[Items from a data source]

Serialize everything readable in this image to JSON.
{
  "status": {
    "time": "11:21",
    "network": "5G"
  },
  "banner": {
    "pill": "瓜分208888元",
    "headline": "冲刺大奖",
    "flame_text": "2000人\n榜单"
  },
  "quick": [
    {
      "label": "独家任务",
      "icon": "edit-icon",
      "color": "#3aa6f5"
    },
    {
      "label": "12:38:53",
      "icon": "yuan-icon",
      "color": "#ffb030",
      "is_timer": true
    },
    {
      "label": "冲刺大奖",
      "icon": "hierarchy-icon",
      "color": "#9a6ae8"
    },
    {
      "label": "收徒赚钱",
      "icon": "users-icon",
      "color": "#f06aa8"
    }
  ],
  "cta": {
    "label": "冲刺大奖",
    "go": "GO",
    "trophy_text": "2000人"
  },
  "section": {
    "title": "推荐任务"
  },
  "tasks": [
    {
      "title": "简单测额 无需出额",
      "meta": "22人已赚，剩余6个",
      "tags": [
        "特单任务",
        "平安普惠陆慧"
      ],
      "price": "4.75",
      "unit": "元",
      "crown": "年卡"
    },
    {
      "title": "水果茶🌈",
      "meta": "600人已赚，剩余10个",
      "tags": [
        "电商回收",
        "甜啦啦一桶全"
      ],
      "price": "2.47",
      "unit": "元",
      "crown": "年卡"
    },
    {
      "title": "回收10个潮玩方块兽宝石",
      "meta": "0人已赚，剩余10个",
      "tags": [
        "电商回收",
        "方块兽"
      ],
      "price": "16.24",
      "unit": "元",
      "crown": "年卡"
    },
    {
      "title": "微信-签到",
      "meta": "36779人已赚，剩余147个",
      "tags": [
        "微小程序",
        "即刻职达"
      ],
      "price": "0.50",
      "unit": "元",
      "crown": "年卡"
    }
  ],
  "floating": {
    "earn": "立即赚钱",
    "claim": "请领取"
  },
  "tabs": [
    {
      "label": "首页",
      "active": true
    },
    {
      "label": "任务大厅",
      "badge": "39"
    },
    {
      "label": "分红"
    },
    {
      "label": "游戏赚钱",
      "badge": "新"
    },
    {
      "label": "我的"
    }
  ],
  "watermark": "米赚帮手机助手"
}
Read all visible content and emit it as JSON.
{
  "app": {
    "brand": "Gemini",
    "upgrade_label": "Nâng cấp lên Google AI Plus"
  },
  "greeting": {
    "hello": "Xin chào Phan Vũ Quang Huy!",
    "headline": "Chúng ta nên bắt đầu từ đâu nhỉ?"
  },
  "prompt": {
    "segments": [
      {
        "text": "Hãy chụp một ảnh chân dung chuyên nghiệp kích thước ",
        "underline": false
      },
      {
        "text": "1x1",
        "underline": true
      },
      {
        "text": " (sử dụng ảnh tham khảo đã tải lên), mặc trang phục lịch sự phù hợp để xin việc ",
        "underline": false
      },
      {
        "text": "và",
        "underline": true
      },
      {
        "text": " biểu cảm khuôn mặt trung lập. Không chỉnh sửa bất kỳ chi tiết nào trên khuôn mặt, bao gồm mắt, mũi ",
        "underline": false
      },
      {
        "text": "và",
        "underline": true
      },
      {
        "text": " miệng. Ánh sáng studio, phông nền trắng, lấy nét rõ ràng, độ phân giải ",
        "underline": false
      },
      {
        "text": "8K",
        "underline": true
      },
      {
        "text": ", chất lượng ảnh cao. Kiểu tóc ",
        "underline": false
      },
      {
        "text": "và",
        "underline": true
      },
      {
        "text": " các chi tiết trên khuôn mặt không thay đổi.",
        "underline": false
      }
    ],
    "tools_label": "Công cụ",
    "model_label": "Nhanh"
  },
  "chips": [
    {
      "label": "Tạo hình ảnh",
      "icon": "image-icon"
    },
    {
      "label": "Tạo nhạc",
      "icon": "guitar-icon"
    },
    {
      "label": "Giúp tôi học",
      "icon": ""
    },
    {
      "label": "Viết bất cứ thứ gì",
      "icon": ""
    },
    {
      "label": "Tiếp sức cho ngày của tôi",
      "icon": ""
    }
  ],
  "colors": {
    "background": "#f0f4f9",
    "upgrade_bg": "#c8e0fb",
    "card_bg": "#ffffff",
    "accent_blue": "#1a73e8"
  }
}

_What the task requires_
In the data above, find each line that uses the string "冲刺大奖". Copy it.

_Answer space_
    "headline": "冲刺大奖",
      "label": "冲刺大奖",
    "label": "冲刺大奖",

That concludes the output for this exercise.